Southampton (Old) Bowling Green (S.O.B.G) is thought be the oldest bowling green in the world. Established in 1299, on a site where the game of bowls had already been played for a number of years. The Green is located adjacent to the old Southampton City Walls.
Last month I spent a wonderful, sunny Saturday afternoon attending an Open Day at The Green which had been arranged by Southampton Tudor Revels, as part of their ongoing programme of events. A warm welcome was given by current Master of The Green, ‘sir’ Graham Hart (pictured below in the green jacket) together with fellow Knights, ‘sir’ John Pheasant, ‘sir’ Michael Moore and ‘sir’ David Winney.
The beautifully preserved S.O.B.G archives were put on display for the purposes of our visit. The archives are packed full of artefacts and documents charting the extraordinary story of S.O.B.G. According to S.O.B.G’s official book on its history, The First 700 Years: Southampton (Old) Bowling Green, written by Baker, B., Fisher, L., Rixon, T. et al:
This Old Green was in existence when Edward I was on the throne…..The Green is situated in the oldest part of the ancient town, on a site which was originally a part of what was termed in mediaeval times the Saltmarsh. This comprised the land bounded on the South and East by the sea, on the North by Marsh Lane, and on the West by some gardens, which were known as “Three Fields”, and belonged to the Warden of the Hospital…The Green itself has been cared for since 1187, in the reign of Richard I, when the lawns were laid as a close for the Warden of God’s House Hospital. The “Domus Dei” infirmary was founded in that year by Gervaise Le Riche, a wealthy Anglo-Norman Merchant. It is doubtful whether the game of bowls itself was played during the early years but it is thought that by 1220 a game using large wooden balls was occasionally played by Hospital officials and their guests…..Edward II, 1343, granted custody of God’s House with all its possessions to the newly founded Queen’s College, Oxford in whose care it has been ever since.
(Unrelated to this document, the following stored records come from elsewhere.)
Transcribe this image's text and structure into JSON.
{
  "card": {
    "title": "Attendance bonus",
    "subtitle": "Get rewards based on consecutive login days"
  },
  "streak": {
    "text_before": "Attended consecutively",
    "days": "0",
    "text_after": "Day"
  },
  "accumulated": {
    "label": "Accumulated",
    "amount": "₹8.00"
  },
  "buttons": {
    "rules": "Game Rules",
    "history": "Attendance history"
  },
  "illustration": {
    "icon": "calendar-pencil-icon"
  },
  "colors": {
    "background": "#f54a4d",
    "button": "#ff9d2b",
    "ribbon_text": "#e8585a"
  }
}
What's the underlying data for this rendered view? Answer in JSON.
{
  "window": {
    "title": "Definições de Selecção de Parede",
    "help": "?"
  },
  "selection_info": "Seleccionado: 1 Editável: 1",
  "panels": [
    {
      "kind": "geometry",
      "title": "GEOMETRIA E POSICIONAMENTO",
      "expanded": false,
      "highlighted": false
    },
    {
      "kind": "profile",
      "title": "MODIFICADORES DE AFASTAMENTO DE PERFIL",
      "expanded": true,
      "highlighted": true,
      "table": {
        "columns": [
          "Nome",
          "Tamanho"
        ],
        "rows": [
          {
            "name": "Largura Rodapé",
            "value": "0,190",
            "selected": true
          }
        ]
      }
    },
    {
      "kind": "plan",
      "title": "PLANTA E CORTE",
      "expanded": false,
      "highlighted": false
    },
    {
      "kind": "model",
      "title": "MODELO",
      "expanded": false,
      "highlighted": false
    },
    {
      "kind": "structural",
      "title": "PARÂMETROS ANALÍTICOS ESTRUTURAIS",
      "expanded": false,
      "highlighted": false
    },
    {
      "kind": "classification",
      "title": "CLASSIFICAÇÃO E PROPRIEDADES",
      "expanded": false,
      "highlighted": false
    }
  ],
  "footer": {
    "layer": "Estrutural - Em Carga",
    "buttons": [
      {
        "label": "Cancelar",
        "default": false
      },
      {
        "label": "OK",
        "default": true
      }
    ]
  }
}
In 1541, “inferior people” were prohibited from playing of bowls at this time. The Act under which the townsman was brought to book was passed in 1541, and under it “no manner of Artificer or Craftsman of any Handicraft or occupation, Husbandman, Apprentice, Labourer, Servant at Husbandry, Journeyman or Servant of Artificer, Mariners, Fishermen, Watermen or any Servingman” were allowed to play bowls out of Christmas under the pain of 20 shillings to be forfeit for every time; and in Christmas to play at any of the said games (others were prohibited) in their Master’s Houses or in their Masters Presence….It was recorded in 1550, in which year a townsman, the lessee of the King’s Orchard, was presented for Keeping ‘common playinge with bowles, tabylles and other unlawfull games agaynst the Kings statute.’
(The First 700 Years: Southampton (Old) Bowling Green, 1999, Baker, B., Fisher, L., Rixon, T. et al, pp. 1-2)
On the walls of the Clubhouse there is a selection of memorabilia and images depicting some of the colourful characters who have helped shape The Green’s long history. One item in particular caught my eye, a mid-Victorian portrait of former gardener John Dymot. The inscription underneath the painting reads: ‘This oil painting of John Dymot was presented by Members’ Subscriptions to the Old Southampton Bowling Green in 1857 as a memento of his 50 years faithful service as gardener and attendant of The green.’
S.O.B.G suffered damage as a result of Nazi German Luftwaffe bombing during World War II. On August 13th, 1940, The Green received a direct hit in the top left-hand corner. The crater was two metres deep and five and a half metres across. (ibid. p. 6) Despite hostilities and numerous air-raids, the famous Annual Knighthood Competition still managed to carry on regardless.
The inaugurator of The Knighthood Competition was local man and past Master of The Green, Samuel Miller. The first competition took place on 1st August, 1776 and has continued each year ever since. All Club members who have not previously won the competition are eligible to take part and the Knights of The Green are the official organisers of the event. The competition is a mix of ancient and modern traditions some of which include: Knights of The Green having to wear top hats, frock coats and a medal on their chest denoting their current rank; all Knights are entitled to be addressed as “sir” when on The Green and their partner as “Lady”; the competition winner is awarded a silver medal which has the inscription ‘Win it and Wear it’ and on the reverse there is an engraving of a key national or international event that has happened during the previous year. S.O.B.G’s archives include a magnificent collection of these silver medals dating as far back as 1784. Tradition states that at the end of the Knight’s life, his medal is handed back to the Club by friends or relatives and retained as part of the archive collection.
S.O.B.G is open to the public when a function or match is not taking place and you will be welcome to have a look around the Clubhouse and view The Green. When visiting, if you find the side door open then you are welcome to enter, if the door is shut then you will have to come back another time. If in doubt best to first make contact with the Club and check whether they are open on the day you are hoping to visit. Contact details for this can be found on their website. CLICK HERE.
For more information about Tudor Revels, CLICK HERE.